“It just goes so fast,” said reading teacher Maria Suss, who in one of two practice scenarios played the role of an escaping teacher. Though it was only a drill, she was visibly rattled upon making it out to the school parking lot and speaking with the training officers.

Suss said the lessons of the morning hit close to home because the staged shooting unfurled in her real-life classroom.

“We had to run past (the shooter),” she said. “It was stressful.”

Stressful but also informative.

Suss and her counterparts learned they need to get a good description of the shooter's physical appearance and weapons for police. Another tip they received was to zigzag as they run to safety, rather than run in a straight line because the latter makes them an easy target.

Middle school teacher Linda Withrow said one of the toughest lessons for her was that protective doors should stay locked even if a child is heard crying on the other side because opening it could endanger everyone on the other side.

“You have to leave him out there because you're thinking of the safety of many over one,” she said. “It's very hard to do.”

Police participating in the session presented by Command Excellence LLC of McDonald said the drill was valuable.

McKeesport police Officer Eli Tubin said it gave him and police in surrounding communities an opportunity to practice skills and learn the ins and outs of a school they would not otherwise have the chance to visit. Tubin noted that if a real emergency occurred at the Clairton school, his department would be dispatched to the scene.

“I'd like to see McKeesport maybe host something like this,” he added.

Clairton police Chief Rob Hoffman said the joint training session gives police and teachers a better understanding of their shared roles in responding to a mass shooting.

For police, Hoffman said the hard part of responding to a school shooting in progress is deciphering the difference between the good guys and the bad guys. The drill helps teachers, he said, because, “They won't be as shell shocked” if they ever find themselves in a real shooting situation.

Police from Pleasant Hills, Glassport, West Mifflin and Lincoln also participated in the drill, as did staff from Allegheny County Emergency Management.

Many precautions were taken in preparation. Police were armed with air-soft pistols and rifles and school staff members were issued equipment to protect their eyes and face.

Command Excellence trainer John Sakoian ran through a litany of instructions before the drill started. To police officers, he said, “Stay in the fight, even if you're struck or wounded.” He told teachers not to improvise and follow orders.
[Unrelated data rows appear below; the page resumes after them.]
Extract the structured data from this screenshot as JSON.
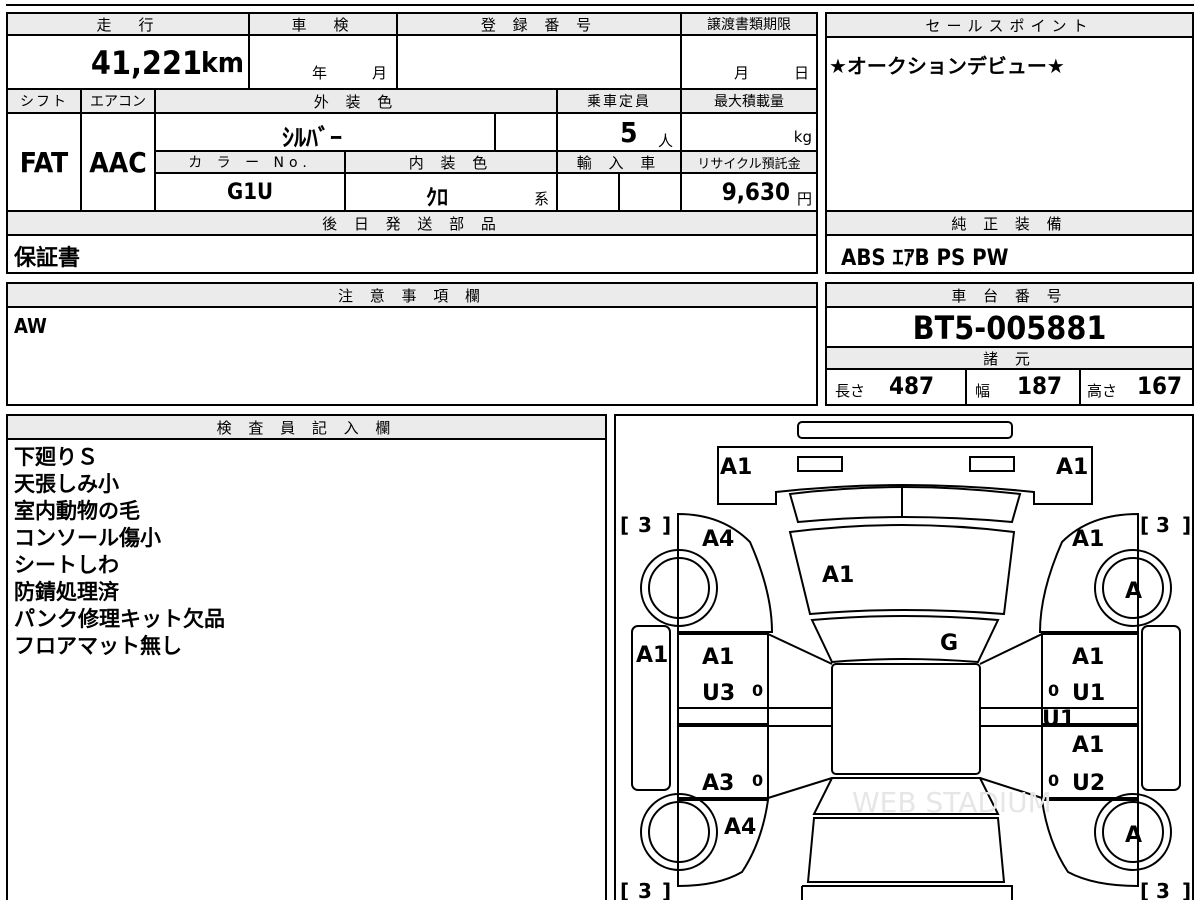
{
  "top": {
    "mileage_header": "走　行",
    "mileage_value": "41,221",
    "mileage_unit": "km",
    "inspection_header": "車　検",
    "inspection_year": "年",
    "inspection_month": "月",
    "registration_header": "登 録 番 号",
    "registration_value": "",
    "transfer_header": "譲渡書類期限",
    "transfer_month": "月",
    "transfer_day": "日",
    "shift_header": "シフト",
    "shift_value": "FAT",
    "ac_header": "エアコン",
    "ac_value": "AAC",
    "exterior_header": "外 装 色",
    "exterior_value": "ｼﾙﾊﾞｰ",
    "capacity_header": "乗車定員",
    "capacity_value": "5",
    "capacity_unit": "人",
    "maxload_header": "最大積載量",
    "maxload_unit": "kg",
    "color_no_header": "カ ラ ー No.",
    "color_no_value": "G1U",
    "interior_header": "内 装 色",
    "interior_value": "ｸﾛ",
    "interior_unit": "系",
    "import_header": "輸 入 車",
    "recycle_header": "リサイクル預託金",
    "recycle_value": "9,630",
    "recycle_unit": "円"
  },
  "sales": {
    "header": "セールスポイント",
    "text": "★オークションデビュー★"
  },
  "later_parts": {
    "header": "後 日 発 送 部 品",
    "text": "保証書"
  },
  "equipment": {
    "header": "純 正 装 備",
    "text": "ABS ｴｱB PS PW"
  },
  "notes": {
    "header": "注 意 事 項 欄",
    "text": "AW"
  },
  "chassis": {
    "header": "車 台 番 号",
    "value": "BT5-005881",
    "specs_header": "諸 元",
    "length_label": "長さ",
    "length_value": "487",
    "width_label": "幅",
    "width_value": "187",
    "height_label": "高さ",
    "height_value": "167"
  },
  "inspector": {
    "header": "検 査 員 記 入 欄",
    "lines": [
      "下廻りＳ",
      "天張しみ小",
      "室内動物の毛",
      "コンソール傷小",
      "シートしわ",
      "防錆処理済",
      "パンク修理キット欠品",
      "フロアマット無し"
    ]
  },
  "diagram": {
    "watermark": "WEB STADIUM",
    "marks": {
      "hl_left": "A1",
      "hl_right": "A1",
      "fender_fl": "A4",
      "fender_fr": "A1",
      "hood": "A1",
      "windshield": "G",
      "side_l": "A1",
      "door_fl_1": "A1",
      "door_fl_2": "U3",
      "door_fr_1": "A1",
      "door_fr_2": "U1",
      "door_fr_3": "U1",
      "door_rr_1": "A1",
      "door_rr_2": "U2",
      "door_rl": "A3",
      "fender_rl": "A4",
      "tire_fr": "A",
      "tire_rr": "A",
      "tread_fl": "3",
      "tread_fr": "3",
      "tread_rl": "3",
      "tread_rr": "3",
      "gauge_fl": "0",
      "gauge_rl": "0",
      "gauge_fr": "0",
      "gauge_rr": "0",
      "bracket_open": "[",
      "bracket_close": "]"
    }
  }
}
If police say, “Put your hands up or get down on the ground,” do so, he told them.

Sakoian noted the air-guns used in the drill fire projectiles that can break the skin. He reminded participants to consider all contingencies when a shooting occurs.

“They plan these events for months and they train,” he said, referring to mass shooters. “We need to be prepared.”

Clairton Deputy Mayor Kathy Tachoir, who observed the drill, said she's glad the city was able to host a training session benefiting local police. “We really appreciate that Chief Hoffman took the initiative to set this up.”

Eric Slagle is a staff writer for Trib Total Media. He can be reached at 412-664-9161, ext. 1966, or